As for hard drugs, the main increase in use might be among those who currently abuse legal drugs like alcohol or tobacco but are deterred from other drugs because of the legal status or, more likely, price. Some alcoholics might also become junkies and some chain-smokers might also become potheads. It’s unlikely that teetotalers and non-smokers are going to rush out and become crack or heroin users just because the laws change. That might happen in some cases but it would probably be exceedingly rare.

olmedo May 31, 2006 at 9:44 am

greeat article.

but forgot to comment on all the destruction going on south of the border.

the 15,000 killed by the drug finance war in colombia; the corruption of politicians and the judiciary all over the place….etc.


Paul Edwards May 31, 2006 at 10:36 am

Hi Artisan,

I think beyond admitting this, libertarians tend to promote the view that much of the insurance aspects of the state that people want, could, would and should be provided on a voluntary basis by insurance companies in a free market. When you say of this it’s “a great new kind of freedom!”, I’m not sure to interpret that as meaning you don’t think it is all that much better than what we have under the state, or if you do. But let me argue why it would be better. It would be voluntary. It means that the consumer dictates how much or how little, if at all, he is monitored for drug use. The insurance companies would try to correlate drug use with accidents and if they could do it, they would attempt to put this risk in a different pool at a different cost. It would change the whole question from morality to insurance risks.

In respect to the question of mismanaged insurance firms, the answer is the same as always. Private firms are in the business of serving their customers for the ultimate goal of making a profit. A poorly managed company just cannot compete with well managed companies in a free market. The former will fail, while the latter will prosper. Also, remember that what you fear is what we have currently. The only time a poorly managed operation can continue operation is when it holds special coercive privilege of government monopoly. In that case, it is quite sensible to worry that the operation will be mismanaged and even that money will be embezzled and that the criminals behind the embezzling will get away with it Scott free. It’s classic.

billwald May 31, 2006 at 12:05 pm

“The governments in the world in fact is indeed wasting huge taxpayers’ money . . . .”

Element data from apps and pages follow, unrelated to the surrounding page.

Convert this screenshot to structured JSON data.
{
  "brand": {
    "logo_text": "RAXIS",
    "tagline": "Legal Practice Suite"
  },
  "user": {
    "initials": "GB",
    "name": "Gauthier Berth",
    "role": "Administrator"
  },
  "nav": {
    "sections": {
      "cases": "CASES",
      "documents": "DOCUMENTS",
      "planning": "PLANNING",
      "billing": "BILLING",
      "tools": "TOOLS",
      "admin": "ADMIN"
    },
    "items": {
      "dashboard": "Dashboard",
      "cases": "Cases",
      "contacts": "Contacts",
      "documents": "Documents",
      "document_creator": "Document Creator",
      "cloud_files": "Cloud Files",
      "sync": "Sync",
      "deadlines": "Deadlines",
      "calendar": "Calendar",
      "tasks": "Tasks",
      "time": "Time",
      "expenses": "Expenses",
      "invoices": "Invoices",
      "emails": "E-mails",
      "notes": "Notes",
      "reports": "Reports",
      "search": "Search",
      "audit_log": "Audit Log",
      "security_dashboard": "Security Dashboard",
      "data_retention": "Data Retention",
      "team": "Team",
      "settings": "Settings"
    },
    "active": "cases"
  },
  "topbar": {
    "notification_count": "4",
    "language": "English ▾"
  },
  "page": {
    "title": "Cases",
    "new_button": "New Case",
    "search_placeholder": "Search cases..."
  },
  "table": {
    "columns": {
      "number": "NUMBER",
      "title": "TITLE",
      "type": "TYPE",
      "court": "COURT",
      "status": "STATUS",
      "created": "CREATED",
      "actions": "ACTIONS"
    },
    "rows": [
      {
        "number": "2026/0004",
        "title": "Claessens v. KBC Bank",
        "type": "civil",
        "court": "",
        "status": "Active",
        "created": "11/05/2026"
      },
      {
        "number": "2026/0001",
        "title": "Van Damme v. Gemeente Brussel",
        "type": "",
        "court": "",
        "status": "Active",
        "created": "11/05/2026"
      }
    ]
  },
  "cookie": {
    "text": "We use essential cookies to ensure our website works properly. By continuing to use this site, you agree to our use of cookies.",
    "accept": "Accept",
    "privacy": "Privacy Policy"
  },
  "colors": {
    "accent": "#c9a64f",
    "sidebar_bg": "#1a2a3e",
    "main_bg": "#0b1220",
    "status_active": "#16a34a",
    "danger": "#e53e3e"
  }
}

Libertarians forget that there are two sides of a balance sheet. Money is never wasted, it is transferred. Dope money on both sides of the “war” is being transferred exactly the way our Big Brothers want it transferred.

steve May 31, 2006 at 1:34 pm

Billwald is right. The drug war is cloaked in the classic phoney rhetoric that the government is here to protect you, when in reality, like in so many other cases, it is here to take your property and give it to someone else in exchange for support. Government is the ultimate criminal racket.

KMO June 1, 2006 at 12:24 pm
Artisan June 2, 2006 at 2:10 am

Paul Edwards,

Ah, no. No irony this time: me too I’m being quite thrilled by the idea that a libertarian concept seems to work well, in fact. More expensive policies gives you more “risk coverage” and that doesn’t bother me one bit as it is only fair… as long as the principle of liability is accepted by everyone.

In fact I’m eager to learn more about that libertarian insurance model. You may wonder what will happen to a person wrecking someone else’s property, with no property of his own to pay the damages back for instance… will he be “forced” to work (i.e. in a confined surrounding perhaps, because fleeing his responsibilities would be stealing?) and slowly pay back (problem: how can possibly his productivity be measured objectively in a confined surrounding ?) Is that some kind of acceptable coercion to the libertarians?

Peter June 2, 2006 at 2:33 am

We usually use the word “coercion” in a restricted sense, only for people initiating it. Since the damage has already been done by the other guy, making him pay for it is not coercion.

Comments on this entry are closed.

Previous post:

Next post: